Sara Miller Llana, Christian Science Monitor
Should the national oil company allowing private investments? Critics worry about foreign control.

Oil output in Mexico, the third-biggest supplier to the US, is declining, and the state company Petroleos Mexicanos (Pemex) lacks the technology to explore for new reserves. For many the answer seems simple: more capital.

But now that senators have begun debating ways to attain that capital – a top priority of President Felipe Calderón – resistance has mounted, particularly to the idea to allowing in private enterprise.

In no place is there more opposition than along the industrial corridor in this resource-rich, steamy stretch of Veracruz State. “This oil is from here, and it belongs to us,” says Francisco Lopez Martinez, who inspected oil barges at Pemex for 36 years before retiring this year.

The attitudes of residents in the neighborhood Oct. 24 in Coatzacoalcos, where lines of homes are almost entirely occupied by the engineers, mechanics, and computer repair personnel employed by Pemex’s plentiful plants here, underscore President Calderón’s biggest conundrum: Pemex is flagging, but the country is unlikely to do anything significant about it.

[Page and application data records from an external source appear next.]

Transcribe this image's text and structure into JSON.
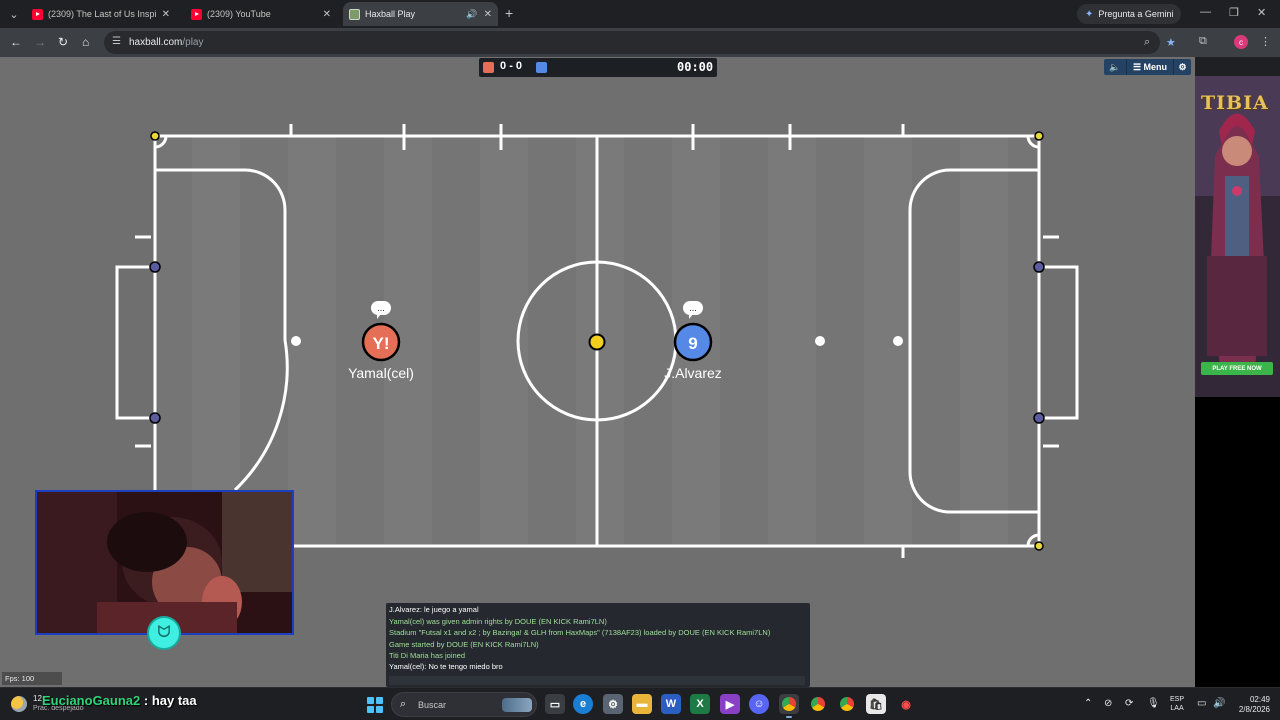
{
  "browser": {
    "tabs": [
      {
        "title": "(2309) The Last of Us Inspired A",
        "favicon": "youtube-icon"
      },
      {
        "title": "(2309) YouTube",
        "favicon": "youtube-icon"
      },
      {
        "title": "Haxball Play",
        "favicon": "haxball-icon",
        "active": true
      }
    ],
    "gemini_label": "Pregunta a Gemini",
    "url_host": "haxball.com",
    "url_path": "/play",
    "profile_initial": "c"
  },
  "game": {
    "score_red": "0",
    "score_blue": "0",
    "score_sep": "-",
    "clock": "00:00",
    "menu_label": "Menu",
    "red_color": "#e56e56",
    "blue_color": "#5689e5",
    "players": [
      {
        "name": "Yamal(cel)",
        "avatar": "Y!",
        "team": "red",
        "chat": "..."
      },
      {
        "name": "J.Alvarez",
        "avatar": "9",
        "team": "blue",
        "chat": "..."
      }
    ],
    "fps_label": "Fps: 100"
  },
  "chat": {
    "lines": [
      {
        "text": "J.Alvarez: le juego a yamal",
        "type": "msg"
      },
      {
        "text": "Yamal(cel) was given admin rights by DOUE (EN KICK Rami7LN)",
        "type": "sys"
      },
      {
        "text": "Stadium \"Futsal x1 and x2 ; by Bazinga! & GLH from HaxMaps\" (7138AF23) loaded by DOUE (EN KICK Rami7LN)",
        "type": "sys"
      },
      {
        "text": "Game started by DOUE (EN KICK Rami7LN)",
        "type": "sys"
      },
      {
        "text": "Titi Di Maria has joined",
        "type": "sys"
      },
      {
        "text": "Yamal(cel): No te tengo miedo bro",
        "type": "msg"
      }
    ]
  },
  "ad": {
    "title": "TIBIA",
    "button": "PLAY FREE NOW"
  },
  "stream_overlay": {
    "user": "EucianoGauna2",
    "message": ": hay taa"
  },
  "taskbar": {
    "weather_temp": "12",
    "weather_desc": "Prac. despejado",
    "search_placeholder": "Buscar",
    "lang_line1": "ESP",
    "lang_line2": "LAA",
    "time": "02:49",
    "date": "2/8/2026"
  }
}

It matters to the US because Mexico is a top supplier at a time when global demand is high. It matters to Mexico because Pemex funds 40 percent of the country’s national budget. But as the 70th anniversary of nationalization of the industry nears (March 18), political infighting could lead to an impasse.
(26 February 2008)

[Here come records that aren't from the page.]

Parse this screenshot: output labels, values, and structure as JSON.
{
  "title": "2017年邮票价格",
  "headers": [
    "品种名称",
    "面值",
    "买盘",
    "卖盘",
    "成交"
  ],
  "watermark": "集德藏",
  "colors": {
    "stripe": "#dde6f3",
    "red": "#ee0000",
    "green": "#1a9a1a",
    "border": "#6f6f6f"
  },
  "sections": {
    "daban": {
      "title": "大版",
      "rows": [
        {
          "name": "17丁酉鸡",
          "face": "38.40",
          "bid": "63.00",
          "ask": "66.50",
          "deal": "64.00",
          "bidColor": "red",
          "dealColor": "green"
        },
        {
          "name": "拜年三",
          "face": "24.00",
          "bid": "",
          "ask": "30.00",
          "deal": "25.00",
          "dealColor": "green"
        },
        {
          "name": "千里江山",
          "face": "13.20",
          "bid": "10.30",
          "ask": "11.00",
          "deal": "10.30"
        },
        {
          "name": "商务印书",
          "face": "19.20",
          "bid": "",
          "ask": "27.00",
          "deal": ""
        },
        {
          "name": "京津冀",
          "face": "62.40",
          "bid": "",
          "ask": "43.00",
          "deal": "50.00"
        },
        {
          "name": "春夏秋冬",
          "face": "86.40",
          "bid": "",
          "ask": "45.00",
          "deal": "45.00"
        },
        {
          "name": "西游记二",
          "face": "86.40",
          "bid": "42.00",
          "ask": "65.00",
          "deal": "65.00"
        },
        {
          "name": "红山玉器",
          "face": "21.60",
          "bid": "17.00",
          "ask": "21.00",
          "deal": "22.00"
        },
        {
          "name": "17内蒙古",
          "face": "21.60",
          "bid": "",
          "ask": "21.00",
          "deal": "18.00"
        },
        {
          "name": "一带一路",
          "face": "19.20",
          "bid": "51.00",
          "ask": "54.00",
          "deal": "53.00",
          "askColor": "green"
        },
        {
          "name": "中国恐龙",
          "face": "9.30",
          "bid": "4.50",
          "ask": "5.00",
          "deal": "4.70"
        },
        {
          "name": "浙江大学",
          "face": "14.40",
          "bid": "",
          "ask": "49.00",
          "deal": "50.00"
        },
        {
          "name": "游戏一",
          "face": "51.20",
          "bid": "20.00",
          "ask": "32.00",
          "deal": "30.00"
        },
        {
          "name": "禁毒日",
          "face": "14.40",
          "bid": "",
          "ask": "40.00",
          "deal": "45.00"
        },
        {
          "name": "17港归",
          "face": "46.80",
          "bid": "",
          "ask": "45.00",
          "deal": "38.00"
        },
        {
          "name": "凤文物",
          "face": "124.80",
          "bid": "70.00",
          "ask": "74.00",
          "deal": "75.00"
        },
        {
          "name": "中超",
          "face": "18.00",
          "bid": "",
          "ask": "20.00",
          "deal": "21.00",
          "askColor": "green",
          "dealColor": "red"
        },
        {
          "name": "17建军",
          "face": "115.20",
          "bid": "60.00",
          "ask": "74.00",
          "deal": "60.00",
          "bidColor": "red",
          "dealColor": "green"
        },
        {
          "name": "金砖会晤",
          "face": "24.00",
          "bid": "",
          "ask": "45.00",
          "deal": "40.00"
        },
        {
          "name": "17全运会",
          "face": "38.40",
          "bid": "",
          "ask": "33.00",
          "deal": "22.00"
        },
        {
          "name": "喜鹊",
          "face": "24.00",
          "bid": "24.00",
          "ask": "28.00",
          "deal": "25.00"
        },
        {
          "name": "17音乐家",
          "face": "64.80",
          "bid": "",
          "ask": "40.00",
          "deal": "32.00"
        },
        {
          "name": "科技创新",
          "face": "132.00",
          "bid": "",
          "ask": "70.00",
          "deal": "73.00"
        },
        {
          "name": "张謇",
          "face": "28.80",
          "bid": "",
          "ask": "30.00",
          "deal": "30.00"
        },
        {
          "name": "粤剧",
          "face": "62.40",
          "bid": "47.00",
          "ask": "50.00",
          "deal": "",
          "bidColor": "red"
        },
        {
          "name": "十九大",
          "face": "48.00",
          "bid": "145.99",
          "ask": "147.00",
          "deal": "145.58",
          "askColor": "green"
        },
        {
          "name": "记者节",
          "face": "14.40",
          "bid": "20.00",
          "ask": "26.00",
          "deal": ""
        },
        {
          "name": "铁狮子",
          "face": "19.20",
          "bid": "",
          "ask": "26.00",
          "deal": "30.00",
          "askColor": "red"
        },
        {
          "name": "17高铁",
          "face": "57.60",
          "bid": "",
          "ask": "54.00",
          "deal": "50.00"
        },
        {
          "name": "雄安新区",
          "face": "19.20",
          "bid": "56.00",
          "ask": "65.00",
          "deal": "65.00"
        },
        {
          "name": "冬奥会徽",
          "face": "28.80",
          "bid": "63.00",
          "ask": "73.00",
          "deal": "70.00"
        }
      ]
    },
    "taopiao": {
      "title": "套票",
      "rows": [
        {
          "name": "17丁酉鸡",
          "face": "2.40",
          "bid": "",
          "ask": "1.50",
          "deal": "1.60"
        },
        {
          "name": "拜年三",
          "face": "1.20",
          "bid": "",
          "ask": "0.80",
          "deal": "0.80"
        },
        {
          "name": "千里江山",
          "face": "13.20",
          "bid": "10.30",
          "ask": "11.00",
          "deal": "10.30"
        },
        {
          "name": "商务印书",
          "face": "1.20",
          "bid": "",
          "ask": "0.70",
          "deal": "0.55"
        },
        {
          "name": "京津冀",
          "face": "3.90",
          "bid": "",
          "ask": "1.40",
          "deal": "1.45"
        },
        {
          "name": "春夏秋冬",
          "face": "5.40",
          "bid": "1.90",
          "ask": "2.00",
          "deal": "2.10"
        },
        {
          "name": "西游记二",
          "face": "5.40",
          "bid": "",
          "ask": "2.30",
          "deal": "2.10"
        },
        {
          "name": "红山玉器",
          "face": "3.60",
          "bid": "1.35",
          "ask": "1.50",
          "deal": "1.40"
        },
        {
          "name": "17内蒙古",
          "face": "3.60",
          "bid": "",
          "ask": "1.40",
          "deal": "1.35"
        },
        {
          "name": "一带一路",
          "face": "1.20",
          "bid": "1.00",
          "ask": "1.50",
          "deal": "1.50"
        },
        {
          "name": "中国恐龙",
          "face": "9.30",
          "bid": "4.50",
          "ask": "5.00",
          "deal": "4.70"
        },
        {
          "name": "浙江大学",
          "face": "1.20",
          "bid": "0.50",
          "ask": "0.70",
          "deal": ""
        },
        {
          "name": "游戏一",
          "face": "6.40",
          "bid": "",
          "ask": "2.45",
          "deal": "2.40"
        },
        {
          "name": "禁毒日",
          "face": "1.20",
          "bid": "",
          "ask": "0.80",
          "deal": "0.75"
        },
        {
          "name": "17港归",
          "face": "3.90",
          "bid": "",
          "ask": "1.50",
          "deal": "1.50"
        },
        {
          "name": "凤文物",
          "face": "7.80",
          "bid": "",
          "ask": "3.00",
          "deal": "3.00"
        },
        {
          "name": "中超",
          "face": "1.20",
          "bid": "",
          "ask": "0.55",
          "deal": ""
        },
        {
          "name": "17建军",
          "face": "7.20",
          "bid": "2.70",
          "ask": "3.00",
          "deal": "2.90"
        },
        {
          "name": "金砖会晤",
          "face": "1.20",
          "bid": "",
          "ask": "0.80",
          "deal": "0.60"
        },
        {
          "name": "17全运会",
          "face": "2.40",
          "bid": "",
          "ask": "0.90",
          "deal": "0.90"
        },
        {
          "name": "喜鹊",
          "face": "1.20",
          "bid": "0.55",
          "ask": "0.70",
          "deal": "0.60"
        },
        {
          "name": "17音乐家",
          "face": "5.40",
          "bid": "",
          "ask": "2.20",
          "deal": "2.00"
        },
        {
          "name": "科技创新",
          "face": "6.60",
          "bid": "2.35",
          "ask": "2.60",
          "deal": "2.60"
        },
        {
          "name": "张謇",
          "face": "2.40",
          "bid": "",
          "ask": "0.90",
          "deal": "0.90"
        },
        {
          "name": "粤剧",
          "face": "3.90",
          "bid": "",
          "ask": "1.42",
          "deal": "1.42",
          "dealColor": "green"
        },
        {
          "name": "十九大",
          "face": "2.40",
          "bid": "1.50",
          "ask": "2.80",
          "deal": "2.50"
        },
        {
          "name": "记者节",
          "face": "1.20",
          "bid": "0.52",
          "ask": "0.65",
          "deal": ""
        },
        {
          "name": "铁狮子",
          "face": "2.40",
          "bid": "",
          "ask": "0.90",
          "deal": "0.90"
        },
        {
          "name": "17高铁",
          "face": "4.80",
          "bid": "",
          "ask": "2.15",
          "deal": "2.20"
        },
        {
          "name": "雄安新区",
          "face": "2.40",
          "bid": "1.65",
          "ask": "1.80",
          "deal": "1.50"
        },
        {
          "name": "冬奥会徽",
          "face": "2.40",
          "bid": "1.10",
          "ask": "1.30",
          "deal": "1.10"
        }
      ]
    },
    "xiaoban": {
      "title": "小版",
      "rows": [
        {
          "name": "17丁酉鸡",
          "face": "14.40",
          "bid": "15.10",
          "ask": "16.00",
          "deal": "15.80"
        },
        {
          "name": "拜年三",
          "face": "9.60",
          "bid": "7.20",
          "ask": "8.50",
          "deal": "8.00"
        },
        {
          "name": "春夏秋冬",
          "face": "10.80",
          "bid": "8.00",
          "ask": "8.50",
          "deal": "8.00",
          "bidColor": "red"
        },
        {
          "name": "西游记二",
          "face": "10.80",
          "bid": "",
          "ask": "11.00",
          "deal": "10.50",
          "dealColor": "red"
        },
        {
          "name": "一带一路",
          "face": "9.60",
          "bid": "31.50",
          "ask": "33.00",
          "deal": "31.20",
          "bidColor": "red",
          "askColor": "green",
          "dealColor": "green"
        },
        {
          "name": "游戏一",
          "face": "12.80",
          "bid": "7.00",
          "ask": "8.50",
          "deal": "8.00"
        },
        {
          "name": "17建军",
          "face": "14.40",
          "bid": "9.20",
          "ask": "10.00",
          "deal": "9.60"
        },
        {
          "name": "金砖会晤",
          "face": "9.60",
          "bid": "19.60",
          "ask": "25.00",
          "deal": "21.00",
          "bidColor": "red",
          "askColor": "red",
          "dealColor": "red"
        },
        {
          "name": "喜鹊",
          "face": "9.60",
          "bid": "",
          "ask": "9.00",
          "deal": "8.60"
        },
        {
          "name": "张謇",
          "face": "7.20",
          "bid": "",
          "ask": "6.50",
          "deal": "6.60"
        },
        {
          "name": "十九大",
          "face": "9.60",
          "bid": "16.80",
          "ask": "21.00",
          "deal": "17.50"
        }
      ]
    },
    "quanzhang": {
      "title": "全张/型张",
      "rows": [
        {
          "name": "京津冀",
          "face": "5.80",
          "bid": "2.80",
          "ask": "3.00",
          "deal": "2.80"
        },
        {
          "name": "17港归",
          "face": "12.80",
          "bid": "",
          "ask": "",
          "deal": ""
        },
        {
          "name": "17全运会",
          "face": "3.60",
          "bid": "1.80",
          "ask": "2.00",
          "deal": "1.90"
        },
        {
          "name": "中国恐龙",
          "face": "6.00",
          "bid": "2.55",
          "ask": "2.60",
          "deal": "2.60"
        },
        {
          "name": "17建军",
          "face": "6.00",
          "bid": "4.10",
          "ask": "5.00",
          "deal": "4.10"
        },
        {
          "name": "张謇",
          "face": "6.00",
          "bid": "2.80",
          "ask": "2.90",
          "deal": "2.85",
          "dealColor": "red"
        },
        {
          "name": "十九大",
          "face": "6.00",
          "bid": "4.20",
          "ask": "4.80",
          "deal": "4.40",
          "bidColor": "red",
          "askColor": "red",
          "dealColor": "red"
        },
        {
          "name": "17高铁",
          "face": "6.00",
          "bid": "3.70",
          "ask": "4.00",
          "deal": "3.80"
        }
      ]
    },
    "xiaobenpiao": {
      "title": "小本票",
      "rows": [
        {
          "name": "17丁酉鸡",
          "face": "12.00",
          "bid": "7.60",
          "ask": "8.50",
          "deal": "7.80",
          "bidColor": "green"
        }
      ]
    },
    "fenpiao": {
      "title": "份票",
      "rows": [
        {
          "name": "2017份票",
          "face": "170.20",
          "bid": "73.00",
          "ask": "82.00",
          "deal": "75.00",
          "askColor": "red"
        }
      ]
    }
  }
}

PEMEX in Death Throes Amid Political Squabbling

Diego Cevallos, IPS
Mexico’s state oil company, PEMEX, is broke, and the country’s crude oil reserves will run out in less than 10 years. But although local politicians agree on the diagnosis, few are proposing solutions, while recriminations, by contrast, are flying thick and fast.

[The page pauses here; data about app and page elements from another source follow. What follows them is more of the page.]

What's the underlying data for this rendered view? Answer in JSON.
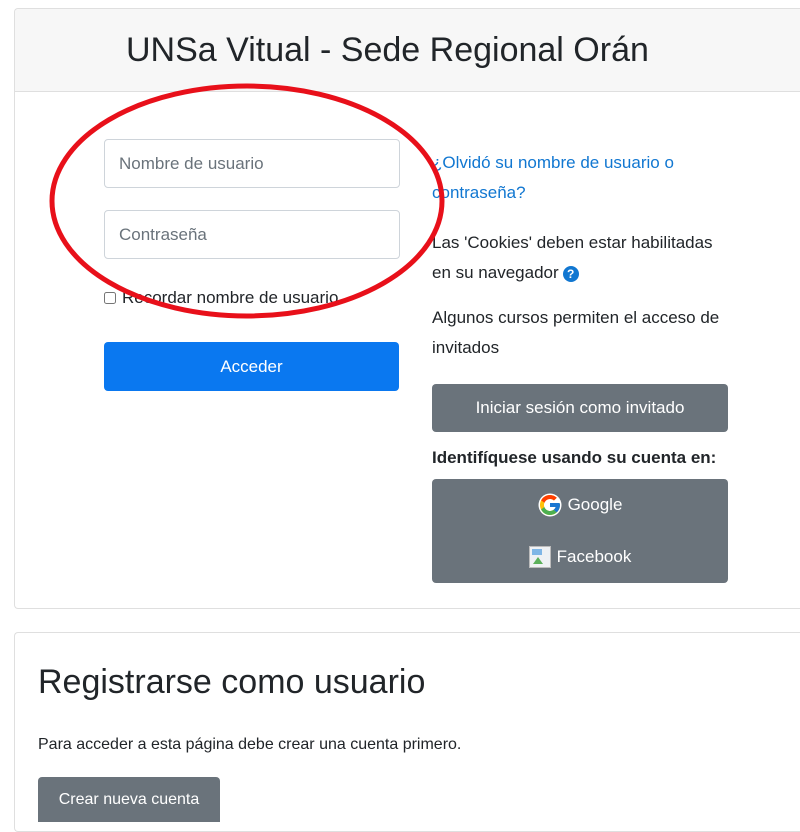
{
  "login": {
    "site_title": "UNSa Vitual - Sede Regional Orán",
    "username_placeholder": "Nombre de usuario",
    "username_value": "",
    "password_placeholder": "Contraseña",
    "password_value": "",
    "remember_label": "Recordar nombre de usuario",
    "remember_checked": false,
    "login_button": "Acceder",
    "forgot_link": "¿Olvidó su nombre de usuario o contraseña?",
    "cookies_notice": "Las 'Cookies' deben estar habilitadas en su navegador",
    "help_icon": "question-circle-icon",
    "guest_notice": "Algunos cursos permiten el acceso de invitados",
    "guest_button": "Iniciar sesión como invitado",
    "identify_label": "Identifíquese usando su cuenta en:",
    "providers": [
      {
        "label": "Google",
        "icon": "google-icon"
      },
      {
        "label": "Facebook",
        "icon": "broken-image-icon"
      }
    ]
  },
  "register": {
    "title": "Registrarse como usuario",
    "text": "Para acceder a esta página debe crear una cuenta primero.",
    "button": "Crear nueva cuenta"
  },
  "colors": {
    "primary": "#0a78f0",
    "secondary": "#6a737b",
    "link": "#1177d1",
    "annotation": "#e8101a"
  }
}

The administration of President Felipe Calderón and the country’s main parties have promised to begin in March to design and discuss plans to get the oil industry back on its feet.

It is a touchy issue. To the left, it is tantamount to heresy to suggest that PEMEX should be partially privatised, or even given the freedom to pursue partnerships with the private sector.

The company covered about 42 percent of the Mexican state’s total budget in 2006 and 2007, with the result that it now has no capital to spend on innovation and development.

PEMEX was nationalised on Mar. 18, 1938 when the government expelled British and U.S. oil companies.

Andrés Manuel López Obrador, former presidential candidate for the leftwing Party of the Democratic Revolution (PRD), has repeatedly said in recent weeks that “the right” wants to privatise PEMEX, and warned that if that should happen, there will be outbreaks of violence.
(26 February 2008)

The Oil Factor In Kosovo Independence

Abdus Sattar Ghazali,
On February 17, Kosovo broke away from Serbia and declared its independence. Not surprisingly it was instantly recognized as a state by the U.S., Germany, Britain and France. With 4203 square miles area, Kosovo may be a tiny territory but in the great game of oil politics it holds great importance which is in inverse proportion to its size.

Kosovo does not have oil but its location is strategic as the trans-Balkan pipeline – known as AMBO pipeline after its builder and operator the US-registered Albanian Macedonian Bulgarian Oil Corporation – will pass through it.

The pipeline will pump Caspian oil from the Bulgarian port of Burgas via Macedonia to the Albanian port of Vlora, for transport to European countries and the United States. Specifically, the 1.1 billion dollar AMBO pipeline will permit oil companies operating in the Caspian Sea to ship their oil to Rotterdam and the East Coast of the USA at substantially less cost than they are experiencing today.
(26 February 2008)
Scratch an international political crisis, and one always seems to find oil or a pipeline beneath it. Still, it’s hard to tell how much of a factor oil is. -BA